→ **Exercise aim**
The full data, repeated exactly, is the only answer needed.

→ **Data supplied**
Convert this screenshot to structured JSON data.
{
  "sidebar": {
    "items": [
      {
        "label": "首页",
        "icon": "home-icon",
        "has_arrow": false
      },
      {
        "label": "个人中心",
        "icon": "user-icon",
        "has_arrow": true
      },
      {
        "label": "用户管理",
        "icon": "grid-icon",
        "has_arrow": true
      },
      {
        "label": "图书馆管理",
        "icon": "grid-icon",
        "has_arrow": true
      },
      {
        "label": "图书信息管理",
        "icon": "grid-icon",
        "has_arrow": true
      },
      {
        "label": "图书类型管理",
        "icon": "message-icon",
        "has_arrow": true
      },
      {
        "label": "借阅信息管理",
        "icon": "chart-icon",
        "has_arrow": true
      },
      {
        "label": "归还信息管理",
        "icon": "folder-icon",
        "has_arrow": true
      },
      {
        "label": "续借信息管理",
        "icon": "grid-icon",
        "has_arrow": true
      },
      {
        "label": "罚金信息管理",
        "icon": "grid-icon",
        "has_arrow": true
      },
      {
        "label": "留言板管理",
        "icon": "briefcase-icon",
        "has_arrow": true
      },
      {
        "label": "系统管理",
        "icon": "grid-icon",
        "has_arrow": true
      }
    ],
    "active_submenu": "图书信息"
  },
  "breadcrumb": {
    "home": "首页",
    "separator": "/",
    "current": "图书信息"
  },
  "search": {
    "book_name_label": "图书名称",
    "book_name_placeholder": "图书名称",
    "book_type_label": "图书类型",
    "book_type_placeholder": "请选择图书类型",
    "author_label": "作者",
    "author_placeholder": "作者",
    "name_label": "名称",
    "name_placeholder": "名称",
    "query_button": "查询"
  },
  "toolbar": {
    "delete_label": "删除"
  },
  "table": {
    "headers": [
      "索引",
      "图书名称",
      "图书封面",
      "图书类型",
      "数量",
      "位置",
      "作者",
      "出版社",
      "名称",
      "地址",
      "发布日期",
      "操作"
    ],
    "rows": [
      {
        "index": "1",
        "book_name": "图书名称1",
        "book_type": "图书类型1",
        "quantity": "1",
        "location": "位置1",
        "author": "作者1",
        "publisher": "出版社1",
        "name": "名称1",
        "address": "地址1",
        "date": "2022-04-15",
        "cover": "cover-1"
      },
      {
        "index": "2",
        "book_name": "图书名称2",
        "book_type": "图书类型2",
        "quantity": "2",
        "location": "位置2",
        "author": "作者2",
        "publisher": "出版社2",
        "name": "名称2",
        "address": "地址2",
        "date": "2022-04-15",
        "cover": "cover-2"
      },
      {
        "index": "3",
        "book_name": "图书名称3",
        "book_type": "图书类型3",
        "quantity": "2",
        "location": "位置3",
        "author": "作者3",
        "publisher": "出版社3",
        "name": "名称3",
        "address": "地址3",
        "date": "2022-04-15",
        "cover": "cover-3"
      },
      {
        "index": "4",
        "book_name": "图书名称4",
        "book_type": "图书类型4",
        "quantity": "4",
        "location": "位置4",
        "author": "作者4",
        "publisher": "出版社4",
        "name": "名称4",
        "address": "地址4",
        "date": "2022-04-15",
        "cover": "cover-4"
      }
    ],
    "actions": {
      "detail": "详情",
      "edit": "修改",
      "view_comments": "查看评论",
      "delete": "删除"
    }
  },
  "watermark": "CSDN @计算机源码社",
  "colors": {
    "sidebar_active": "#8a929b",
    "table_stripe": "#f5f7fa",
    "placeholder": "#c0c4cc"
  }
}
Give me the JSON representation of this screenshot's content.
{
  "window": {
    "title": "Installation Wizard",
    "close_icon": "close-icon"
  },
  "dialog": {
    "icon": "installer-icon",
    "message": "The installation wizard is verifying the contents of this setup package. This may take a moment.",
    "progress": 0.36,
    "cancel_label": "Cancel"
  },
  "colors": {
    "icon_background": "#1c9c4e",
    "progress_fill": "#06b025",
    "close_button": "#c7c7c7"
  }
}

→ **Task response**
Convert this screenshot to structured JSON data.
{
  "sidebar": {
    "items": [
      {
        "label": "首页",
        "icon": "home-icon",
        "has_arrow": false
      },
      {
        "label": "个人中心",
        "icon": "user-icon",
        "has_arrow": true
      },
      {
        "label": "用户管理",
        "icon": "grid-icon",
        "has_arrow": true
      },
      {
        "label": "图书馆管理",
        "icon": "grid-icon",
        "has_arrow": true
      },
      {
        "label": "图书信息管理",
        "icon": "grid-icon",
        "has_arrow": true
      },
      {
        "label": "图书类型管理",
        "icon": "message-icon",
        "has_arrow": true
      },
      {
        "label": "借阅信息管理",
        "icon": "chart-icon",
        "has_arrow": true
      },
      {
        "label": "归还信息管理",
        "icon": "folder-icon",
        "has_arrow": true
      },
      {
        "label": "续借信息管理",
        "icon": "grid-icon",
        "has_arrow": true
      },
      {
        "label": "罚金信息管理",
        "icon": "grid-icon",
        "has_arrow": true
      },
      {
        "label": "留言板管理",
        "icon": "briefcase-icon",
        "has_arrow": true
      },
      {
        "label": "系统管理",
        "icon": "grid-icon",
        "has_arrow": true
      }
    ],
    "active_submenu": "图书信息"
  },
  "breadcrumb": {
    "home": "首页",
    "separator": "/",
    "current": "图书信息"
  },
  "search": {
    "book_name_label": "图书名称",
    "book_name_placeholder": "图书名称",
    "book_type_label": "图书类型",
    "book_type_placeholder": "请选择图书类型",
    "author_label": "作者",
    "author_placeholder": "作者",
    "name_label": "名称",
    "name_placeholder": "名称",
    "query_button": "查询"
  },
  "toolbar": {
    "delete_label": "删除"
  },
  "table": {
    "headers": [
      "索引",
      "图书名称",
      "图书封面",
      "图书类型",
      "数量",
      "位置",
      "作者",
      "出版社",
      "名称",
      "地址",
      "发布日期",
      "操作"
    ],
    "rows": [
      {
        "index": "1",
        "book_name": "图书名称1",
        "book_type": "图书类型1",
        "quantity": "1",
        "location": "位置1",
        "author": "作者1",
        "publisher": "出版社1",
        "name": "名称1",
        "address": "地址1",
        "date": "2022-04-15",
        "cover": "cover-1"
      },
      {
        "index": "2",
        "book_name": "图书名称2",
        "book_type": "图书类型2",
        "quantity": "2",
        "location": "位置2",
        "author": "作者2",
        "publisher": "出版社2",
        "name": "名称2",
        "address": "地址2",
        "date": "2022-04-15",
        "cover": "cover-2"
      },
      {
        "index": "3",
        "book_name": "图书名称3",
        "book_type": "图书类型3",
        "quantity": "2",
        "location": "位置3",
        "author": "作者3",
        "publisher": "出版社3",
        "name": "名称3",
        "address": "地址3",
        "date": "2022-04-15",
        "cover": "cover-3"
      },
      {
        "index": "4",
        "book_name": "图书名称4",
        "book_type": "图书类型4",
        "quantity": "4",
        "location": "位置4",
        "author": "作者4",
        "publisher": "出版社4",
        "name": "名称4",
        "address": "地址4",
        "date": "2022-04-15",
        "cover": "cover-4"
      }
    ],
    "actions": {
      "detail": "详情",
      "edit": "修改",
      "view_comments": "查看评论",
      "delete": "删除"
    }
  },
  "watermark": "CSDN @计算机源码社",
  "colors": {
    "sidebar_active": "#8a929b",
    "table_stripe": "#f5f7fa",
    "placeholder": "#c0c4cc"
  }
}
Give me the JSON representation of this screenshot's content.
{
  "window": {
    "title": "Installation Wizard",
    "close_icon": "close-icon"
  },
  "dialog": {
    "icon": "installer-icon",
    "message": "The installation wizard is verifying the contents of this setup package. This may take a moment.",
    "progress": 0.36,
    "cancel_label": "Cancel"
  },
  "colors": {
    "icon_background": "#1c9c4e",
    "progress_fill": "#06b025",
    "close_button": "#c7c7c7"
  }
}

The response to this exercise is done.